However, it is abundantly evident to us, as it was to the people who wrote about the beginning of things, and their meaning and purpose, that if the world was created by God with us in mind, something is out of joint, and there has to be a reason for it. Since it couldn’t be God, it must be us, because we’re the only ones around with the responsibility. We have been given responsibility to care for the earth, and yet there is pain and suffering, want and fear, plenty and privation, work that makes your body ache, and something so obvious that no one could miss it. Men toil in the fields to scratch out a miserable living, women, on the other hand, bear children, often in great pain, and yet men and women are simply drawn like magnets to each other so that there are more children, more pain, and more work to keep tummies full. What looks like a gift in the creation story looks more like punishment when seen up close and personal. If it’s punishment — and what else could it be? – someone must be to blame, and, again, the finger points straight at us!
Is this just poetry? Later on, people really would try to come to terms with this. In the book of Job we have someone wondering how it was possible to understand suffering. If it was punishment, Job couldn’t think of anything that he deserved to be punished for — which indicates that that was a real dispute at the time. Good people suffered, so suffering can’t be punishment for sin. And if Job is right, as in the story God says he is, then some suffering is simply mysterious and beyond our understanding. From the Christian point of view, however, you can’t just say that suffering is simply inexplicable. That would make a nonsense of Christianity, for Jesus came, as Christians say, to save us from our sins. In fact, Jesus came as a second Adam — and as Paul says, “As in Adam all die, so also in Christ shall all be made alive.” (I Corinthians 5.22) In other words, however metaphorical the creation story and the story of the fall may be, there has to be a residuum of plain truth about it, or the whole of Christianity disappears in a puff of metaphorical smoke. You simply can’t have someone dying on a real cross to save people from metaphorical sinfulness. Something has to be real, after all. And if the creation story is poetry, and the story of the first sin is simply a poetic trope, then what was the real suffering and death of Jesus all about? Can this be figurative too?
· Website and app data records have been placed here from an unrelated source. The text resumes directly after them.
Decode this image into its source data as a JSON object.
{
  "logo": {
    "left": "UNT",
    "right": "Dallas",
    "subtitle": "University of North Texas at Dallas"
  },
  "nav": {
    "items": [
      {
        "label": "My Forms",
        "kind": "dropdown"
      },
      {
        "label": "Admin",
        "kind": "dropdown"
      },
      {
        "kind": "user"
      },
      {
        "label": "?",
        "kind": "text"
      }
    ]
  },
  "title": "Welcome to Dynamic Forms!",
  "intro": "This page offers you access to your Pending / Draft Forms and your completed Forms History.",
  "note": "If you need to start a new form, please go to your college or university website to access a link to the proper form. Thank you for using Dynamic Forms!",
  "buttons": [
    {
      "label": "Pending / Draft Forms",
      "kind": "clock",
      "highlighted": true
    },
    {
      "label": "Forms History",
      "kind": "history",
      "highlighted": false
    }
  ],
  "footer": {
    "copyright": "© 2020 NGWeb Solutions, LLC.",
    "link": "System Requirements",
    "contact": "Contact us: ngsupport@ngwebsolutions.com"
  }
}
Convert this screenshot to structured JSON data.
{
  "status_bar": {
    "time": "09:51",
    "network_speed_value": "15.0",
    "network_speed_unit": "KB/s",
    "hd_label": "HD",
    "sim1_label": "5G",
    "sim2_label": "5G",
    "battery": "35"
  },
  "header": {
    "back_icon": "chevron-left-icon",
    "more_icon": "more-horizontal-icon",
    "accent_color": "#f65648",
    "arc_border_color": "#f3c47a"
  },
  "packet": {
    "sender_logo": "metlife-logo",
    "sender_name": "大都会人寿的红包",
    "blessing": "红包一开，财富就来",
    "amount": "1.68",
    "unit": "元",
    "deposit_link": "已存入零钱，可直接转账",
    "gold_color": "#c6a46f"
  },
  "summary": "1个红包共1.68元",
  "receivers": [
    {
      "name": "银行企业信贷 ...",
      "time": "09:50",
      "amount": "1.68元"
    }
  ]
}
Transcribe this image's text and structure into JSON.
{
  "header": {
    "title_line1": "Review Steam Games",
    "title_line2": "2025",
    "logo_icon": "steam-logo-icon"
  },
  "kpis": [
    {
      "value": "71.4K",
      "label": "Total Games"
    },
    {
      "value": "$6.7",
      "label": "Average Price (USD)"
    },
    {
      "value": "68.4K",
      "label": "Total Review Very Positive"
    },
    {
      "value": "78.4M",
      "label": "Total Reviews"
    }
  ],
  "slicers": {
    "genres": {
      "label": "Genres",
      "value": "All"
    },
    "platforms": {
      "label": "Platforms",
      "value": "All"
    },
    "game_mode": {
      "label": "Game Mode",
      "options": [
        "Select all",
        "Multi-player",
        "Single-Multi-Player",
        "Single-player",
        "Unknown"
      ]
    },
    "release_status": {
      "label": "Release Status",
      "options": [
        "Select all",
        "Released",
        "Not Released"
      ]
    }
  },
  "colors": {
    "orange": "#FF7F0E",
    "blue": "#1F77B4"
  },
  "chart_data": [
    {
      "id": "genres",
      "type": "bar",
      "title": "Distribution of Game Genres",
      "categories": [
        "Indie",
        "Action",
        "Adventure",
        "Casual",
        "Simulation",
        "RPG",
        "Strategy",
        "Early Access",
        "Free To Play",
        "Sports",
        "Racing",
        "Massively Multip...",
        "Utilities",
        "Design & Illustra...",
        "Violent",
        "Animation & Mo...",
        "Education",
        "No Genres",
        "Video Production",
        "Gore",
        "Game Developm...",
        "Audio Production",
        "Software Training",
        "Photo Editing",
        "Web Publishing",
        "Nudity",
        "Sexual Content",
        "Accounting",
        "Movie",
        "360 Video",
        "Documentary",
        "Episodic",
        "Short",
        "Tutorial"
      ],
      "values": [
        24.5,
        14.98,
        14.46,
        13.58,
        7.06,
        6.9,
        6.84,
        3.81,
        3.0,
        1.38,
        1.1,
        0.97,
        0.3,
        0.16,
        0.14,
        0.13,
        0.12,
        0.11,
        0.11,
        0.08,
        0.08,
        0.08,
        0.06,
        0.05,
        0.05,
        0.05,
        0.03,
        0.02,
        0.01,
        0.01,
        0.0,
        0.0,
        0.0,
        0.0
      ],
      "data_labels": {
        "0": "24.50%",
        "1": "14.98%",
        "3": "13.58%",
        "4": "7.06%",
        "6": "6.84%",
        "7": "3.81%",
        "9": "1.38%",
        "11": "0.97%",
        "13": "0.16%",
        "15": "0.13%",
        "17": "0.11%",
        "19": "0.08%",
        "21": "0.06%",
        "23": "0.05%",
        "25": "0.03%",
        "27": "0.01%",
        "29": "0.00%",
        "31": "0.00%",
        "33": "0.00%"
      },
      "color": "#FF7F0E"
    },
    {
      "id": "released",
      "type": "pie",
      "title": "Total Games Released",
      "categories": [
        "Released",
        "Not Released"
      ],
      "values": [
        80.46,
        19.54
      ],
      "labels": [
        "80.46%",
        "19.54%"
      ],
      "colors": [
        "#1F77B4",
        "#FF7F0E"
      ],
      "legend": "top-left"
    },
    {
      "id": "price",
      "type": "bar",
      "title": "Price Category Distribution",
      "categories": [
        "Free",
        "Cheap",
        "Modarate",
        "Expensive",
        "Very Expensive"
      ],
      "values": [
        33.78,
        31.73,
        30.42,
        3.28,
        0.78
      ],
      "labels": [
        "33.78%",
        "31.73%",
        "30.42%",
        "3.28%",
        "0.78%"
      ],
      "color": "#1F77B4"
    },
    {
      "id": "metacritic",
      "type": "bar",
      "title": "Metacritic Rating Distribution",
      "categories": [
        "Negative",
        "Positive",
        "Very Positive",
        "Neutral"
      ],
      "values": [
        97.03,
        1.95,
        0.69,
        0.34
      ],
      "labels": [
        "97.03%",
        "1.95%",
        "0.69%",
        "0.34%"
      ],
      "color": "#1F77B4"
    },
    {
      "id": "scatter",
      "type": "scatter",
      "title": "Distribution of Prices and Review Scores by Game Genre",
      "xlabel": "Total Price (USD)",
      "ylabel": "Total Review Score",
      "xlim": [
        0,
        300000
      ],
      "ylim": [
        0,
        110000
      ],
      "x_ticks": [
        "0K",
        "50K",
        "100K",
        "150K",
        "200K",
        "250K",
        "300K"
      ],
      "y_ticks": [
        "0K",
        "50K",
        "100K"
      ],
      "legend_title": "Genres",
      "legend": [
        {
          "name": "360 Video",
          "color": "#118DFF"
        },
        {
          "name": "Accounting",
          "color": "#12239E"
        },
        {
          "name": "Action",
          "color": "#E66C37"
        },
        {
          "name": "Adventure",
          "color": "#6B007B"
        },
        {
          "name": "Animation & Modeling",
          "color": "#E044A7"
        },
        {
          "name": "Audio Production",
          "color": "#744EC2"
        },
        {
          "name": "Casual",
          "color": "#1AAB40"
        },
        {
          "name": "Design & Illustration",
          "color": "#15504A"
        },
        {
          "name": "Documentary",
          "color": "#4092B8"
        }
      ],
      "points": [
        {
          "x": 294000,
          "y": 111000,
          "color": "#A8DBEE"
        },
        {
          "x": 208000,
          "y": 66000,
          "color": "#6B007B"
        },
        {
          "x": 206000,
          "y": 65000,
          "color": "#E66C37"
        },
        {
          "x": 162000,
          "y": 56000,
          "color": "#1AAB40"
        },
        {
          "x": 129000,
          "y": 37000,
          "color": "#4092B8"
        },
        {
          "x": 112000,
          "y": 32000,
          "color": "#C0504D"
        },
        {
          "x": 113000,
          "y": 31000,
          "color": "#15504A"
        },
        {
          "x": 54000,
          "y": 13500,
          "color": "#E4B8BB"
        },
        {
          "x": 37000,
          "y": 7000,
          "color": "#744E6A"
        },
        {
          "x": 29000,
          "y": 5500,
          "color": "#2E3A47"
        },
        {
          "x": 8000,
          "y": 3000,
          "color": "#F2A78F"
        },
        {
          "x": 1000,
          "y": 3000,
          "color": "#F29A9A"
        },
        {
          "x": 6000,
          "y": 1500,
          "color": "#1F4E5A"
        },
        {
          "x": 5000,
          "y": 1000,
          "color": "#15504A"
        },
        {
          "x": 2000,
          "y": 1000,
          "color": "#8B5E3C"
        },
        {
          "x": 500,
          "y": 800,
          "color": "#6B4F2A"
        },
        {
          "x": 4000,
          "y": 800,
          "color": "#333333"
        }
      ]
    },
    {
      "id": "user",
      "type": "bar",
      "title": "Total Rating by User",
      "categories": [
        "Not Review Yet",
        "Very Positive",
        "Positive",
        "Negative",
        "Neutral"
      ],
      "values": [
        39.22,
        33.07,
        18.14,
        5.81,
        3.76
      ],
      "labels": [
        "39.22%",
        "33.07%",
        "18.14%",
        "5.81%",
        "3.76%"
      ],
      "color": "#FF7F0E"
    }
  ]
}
People like Denis Alexander, whose Biologos white paper on models of Adam and Eve and the fall, models, that is, that could be consistent with evolutionary biology — according to which they cannot be the physical progenitors of the human race — know that they have a problem. But Enns wants to skip the problem and go right to the conclusion without noticing that he leaves Christianity floundering in his wake. Either Christianity speaks to the actual human condition, and thus is a resolution to some of the problems which seem to attend the human condition, or it doesn’t and isn’t. But Enns doesn’t even go there. He just wants to resolve the inconsistency of the creation stories and evolution. He does this by throwing the whole redemption story overboard (because he doesn’t even ask how creation-fall-redemption are connnected), for if the redemption story is just a metaphor, then Jesus couldn’t have really achieved anything by really dying. He must be just a metaphor, but a metaphor for …. what?